This paper presents a synthesis of four case studies documenting strategies towards building gender equality through resilience projects. It draws on the experience of non-governmental organisations (NGOs) involved in the implementation of the Building Resilience and Adaptation to Climate Extremes and Disasters (BRACED) projects: Mercy Corps (Uganda), ActionAid (Myanmar), Concern (Sudan/Chad) and Christian Aid and King’s College London (Burkina Faso). The analysis also reflects on discussions held during a writeshop that brought together NGO practitioners, donor representatives and researchers, to examine different approaches to integrate gender and social equality as part of efforts to build communities’ resilience to climate change and disasters. 
 
The papers seeks to document how gender inequalities manifest themselves in all four contexts affected by climate change; how gender is conceptualised in project theories of change (ToCs); the operationalisation of objectives to tackle gender inequalities; internal and external obstacles to the implementation of gender-sensitive activities; and drivers that help NGOs transform gender relations and build resilience. 
 
The four case studies describe how disasters and climate change affect gender groups in different ways and also underscore the patriarchal social norms that disproportionately restrict women and girls’ equal access to rights and resources. The resulting inequalities are likely to undermine women and girls’ resilience, and ultimately that of their households and communities – an assumption that underpins projects’ ToCs. Hence, projects that aim to enhance people’s resilience capacities have to recognise social diversities, inequalities and their inter-sectionality. If they fail to do so, they risk further marginalising and undermining the capacities of those who lack access to decision-making or experience discrimination. 
 
Based on lessons from NGOs’ experience, and challenges they face in the particular contexts where they operate, this papers aims to inform practitioners on how to draw on promising practices to make resilience projects inclusive and equitable. It also provides a set of recommendations to point out areas where further research is required to increase understanding of resilience to climate extremes and longer-term changes, and to suggest how donors and funding can best support efforts to build communities’ resilience. 

Topics: Environment, Climate Change, Environmental Disasters, Gender, Gendered Power Relations, Patriarchy, Gender Equality/Inequality, intersectionality, Households, NGOs Regions: Africa, Central Africa, East Africa, West Africa, Asia, Southeast Asia Countries: Burkina Faso, Chad, Myanmar, Sudan, Uganda

Year: 2016

Pages

© 2018 CONSORTIUM ON GENDER, SECURITY & HUMAN RIGHTSLEGAL STATEMENT All photographs used on this site, and any materials posted on it, are the property of their respective owners, and are used by permission.
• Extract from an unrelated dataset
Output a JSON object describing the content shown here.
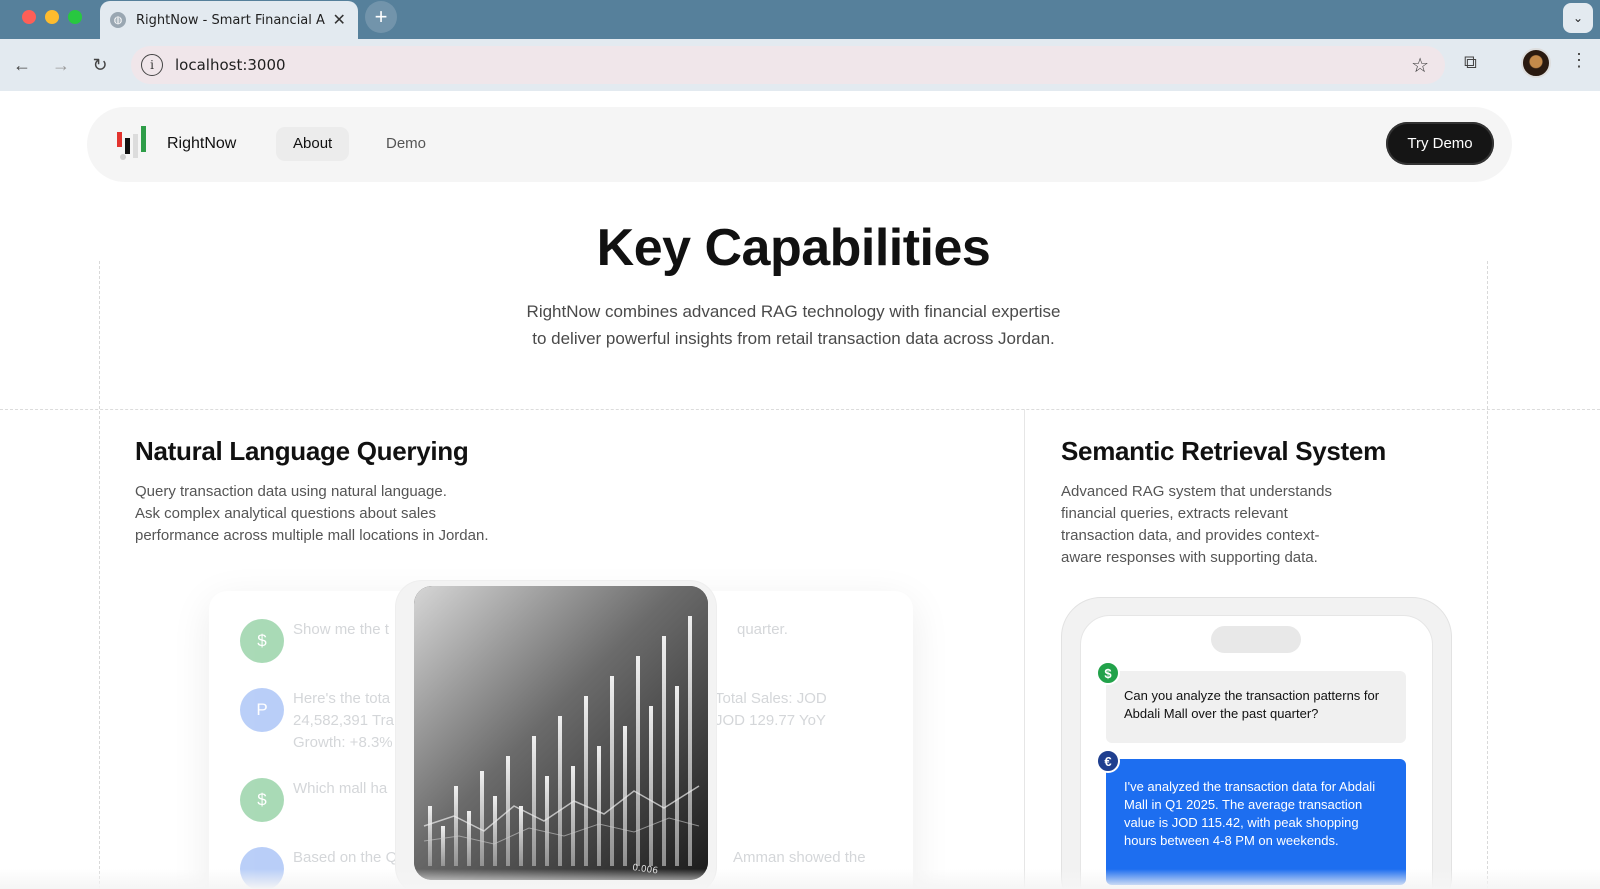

Photographs: The images used on the site may not be downloaded, used, or reproduced in any way without the permission of the owner of the image. Materials: Visitors to the site are welcome to peruse the materials posted for their own research or for educational purposes. These materials, whether the property of the Consortium or of another, may only be reproduced with the permission of the owner of the material. This website contains copyrighted materials. The Consortium believes that any use of copyrighted material on this site is both permissive and in accordance with the Fair Use doctrine of 17 U.S.C. § 107. If, however, you believe that your intellectual property rights have been violated, please contact the Consortium at info@genderandsecurity.org.

Subscribe to RSS - Asia